Sonata in Blue

February 22, 2001

While I make single images that stand on their own, I tend to work in series. The series acts as a container, binding together a number of similar themes and pointing the way to correlations with work in other series. The web of connections found in individual images binds together a variety of work, suggesting a wholism of thought.

This image is part of a set of interlocking series. The Études, Preludes, Sonatas, Nocturnes, and Variations share a set of similar concerns. They share an interest in closely matched color, where subtle nuances in hue, saturation, and value are particularly evocative. They share an interest in a comparison between color and music, both being vibratory experiences. They share an interest in proportion. The Variations display proportions shifting within the same subject, side by side.

The series as a whole has led to some of my most abstract work to date. The origins of this work can be traced back to a series of studies in pastel, now done purely digitally as well. In these images color and tone are paired in specific proportions, which are successively refined, not unlike tuning an instrument. The preliminary studies serve as blueprints for future work but the final results of each image is profoundly influenced by the particular contents of their surfaces. In this sense there is a highly improvisational nature to these images.

Correspondence is an important aspect within my work. Formally the cloud acts as an echo of other events within the larger environment, in this case a circular current of water below, implying a larger connection between what seems at first unrelated.

The small hovering cloud is particularly potent symbol. It reoccurs again and again within my work. It’s possible that this symbol can be traced back to the religious paintings of the Middle Ages and Renaissance that impressed me so much as a child. Or it is possible that the icon arose spontaneously, welling up from the collective unconscious if you will. I think it is important that the archetypal be approached without preconceptions. The material is so strong that if it does not arise spontaneously work generated around it can easily become forced or contrived. So, I prefer that a theme or subject announce itself during the working process.

Sonata in Blue III has a companion image, Nocturne in Blue III. The composition is the same but darker, less saturated, and with stars. When you look at the two together, you watch day turn to night. Serial imagery and motion pictures have been an interest of mine for a very long time, an interest so strong that I have begun experimenting with making pictures that move with video. Here the serial nature of the imagery performs a dual function; it highlights the constant transformations of time we are subject to and it highlights the highly ambiguous nature of the surfaces we make records of photographically and navigate by in daily life. As the angle of the sun changes relative to us the atmosphere grows increasingly transparent until it becomes invisible, and then we see the stars behind it. As the angle of our view changes we move from seeing the sky reflected on the water’s surface to seeing the world below it. The water is largely visible as a result of the images it contains. If they are not entirely subjective, the recordings we make of these surfaces are certainly as relativistic as they (and we) are changeable.
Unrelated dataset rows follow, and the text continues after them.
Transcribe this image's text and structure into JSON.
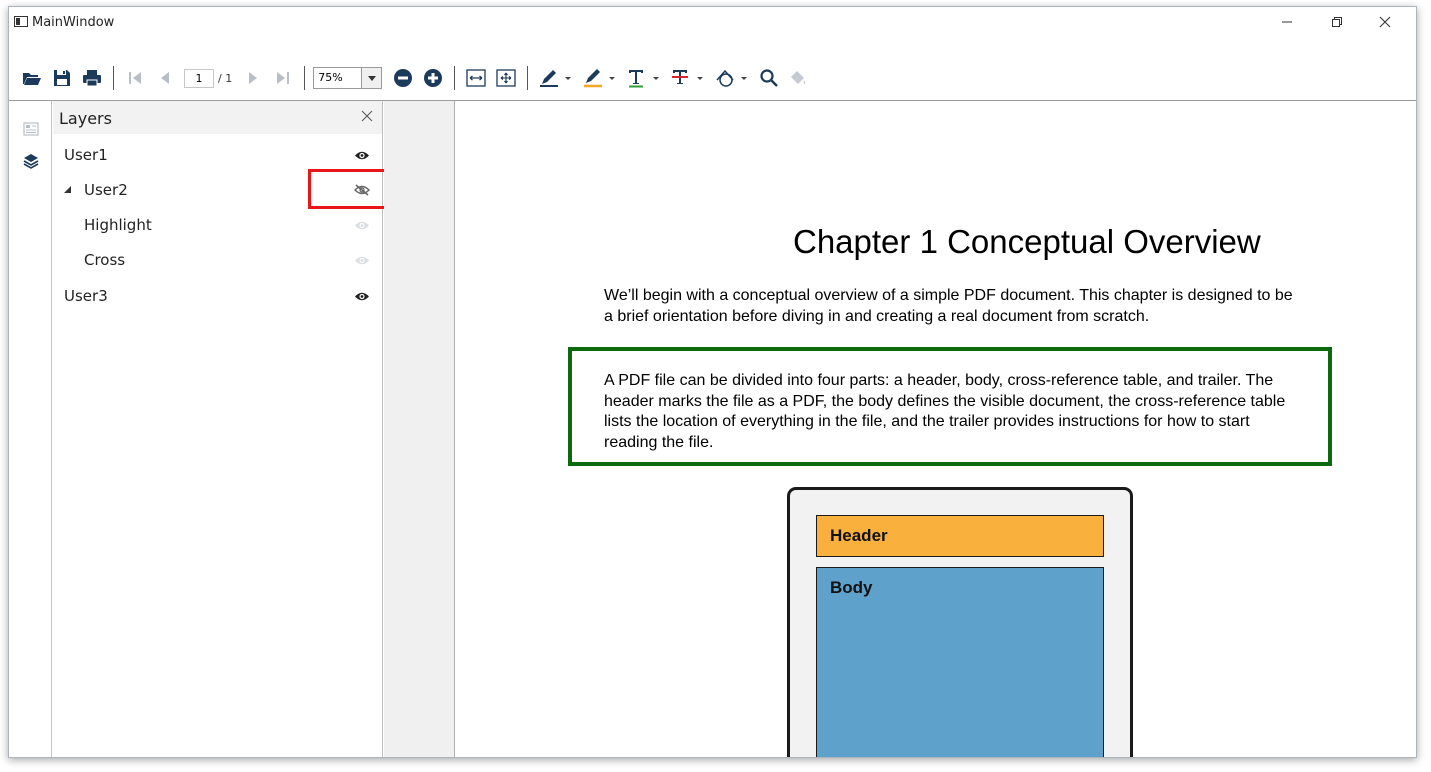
{
  "window": {
    "title": "MainWindow",
    "minimize_label": "—",
    "maximize_label": "❐",
    "close_label": "✕"
  },
  "toolbar": {
    "icons": [
      "open-folder-icon",
      "save-icon",
      "print-icon",
      "first-page-icon",
      "previous-page-icon",
      "next-page-icon",
      "last-page-icon",
      "zoom-out-icon",
      "zoom-in-icon",
      "fit-width-icon",
      "fit-page-icon",
      "ink-pen-icon",
      "highlighter-icon",
      "text-underline-icon",
      "text-strikethrough-icon",
      "shape-icon",
      "search-icon",
      "fill-bucket-icon"
    ],
    "current_page": "1",
    "total_pages": "/ 1",
    "zoom": "75%",
    "accent_colors": {
      "highlighter": "#f5a623",
      "underline": "#2e9e3a",
      "strikethrough": "#d9262c"
    }
  },
  "layers_panel": {
    "title": "Layers",
    "close_label": "✕",
    "layers": [
      {
        "label": "User1",
        "visible": true,
        "level": 0
      },
      {
        "label": "User2",
        "visible": false,
        "level": 0,
        "expanded": true
      },
      {
        "label": "Highlight",
        "visible": true,
        "level": 1,
        "dimmed": true
      },
      {
        "label": "Cross",
        "visible": true,
        "level": 1,
        "dimmed": true
      },
      {
        "label": "User3",
        "visible": true,
        "level": 0
      }
    ],
    "annotation_color": "#e8151b"
  },
  "document": {
    "chapter_title": "Chapter 1  Conceptual Overview",
    "paragraph1": "We’ll begin with a conceptual overview of a simple PDF document. This chapter is designed to be a brief orientation before diving in and creating a real document from scratch.",
    "paragraph2": "A PDF file can be divided into four parts: a header, body, cross-reference table, and trailer. The header marks the file as a PDF, the body defines the visible document, the cross-reference table lists the location of everything in the file, and the trailer provides instructions for how to start reading the file.",
    "paragraph2_box_color": "#0b6a0b",
    "diagram": {
      "header_label": "Header",
      "body_label": "Body",
      "header_color": "#f9b03d",
      "body_color": "#5ea2cc"
    }
  }
}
While I look forward to the day when I use purely digital capture for my imagery, today I use color transparency film and scan it. All of the image editing is done with Adobe Photoshop. I then make giclée (or state-of-the-art inkjet) prints. Recent advances in printing technologies have enabled me to refine the final prints I make of this image, almost on a yearly basis. The current (Epson) papers and inks I use yield a more richly saturated color than I have previously been able to achieve with other media. What’s more the new prints, once fugitive, now last many times longer than conventional color prints. The coatings on new papers are particularly bright and smooth allowing the highlights to be exceptionally clean and hold detail without sacrificing the velvety surface of giclée printing. I prefer to print on the sensual matt surfaces of rag papers. Quite appropriately, the papers and pigmented inks I use today bear a great deal of similarity to the papers and pigments I used for the pastels from which this series was first drawn.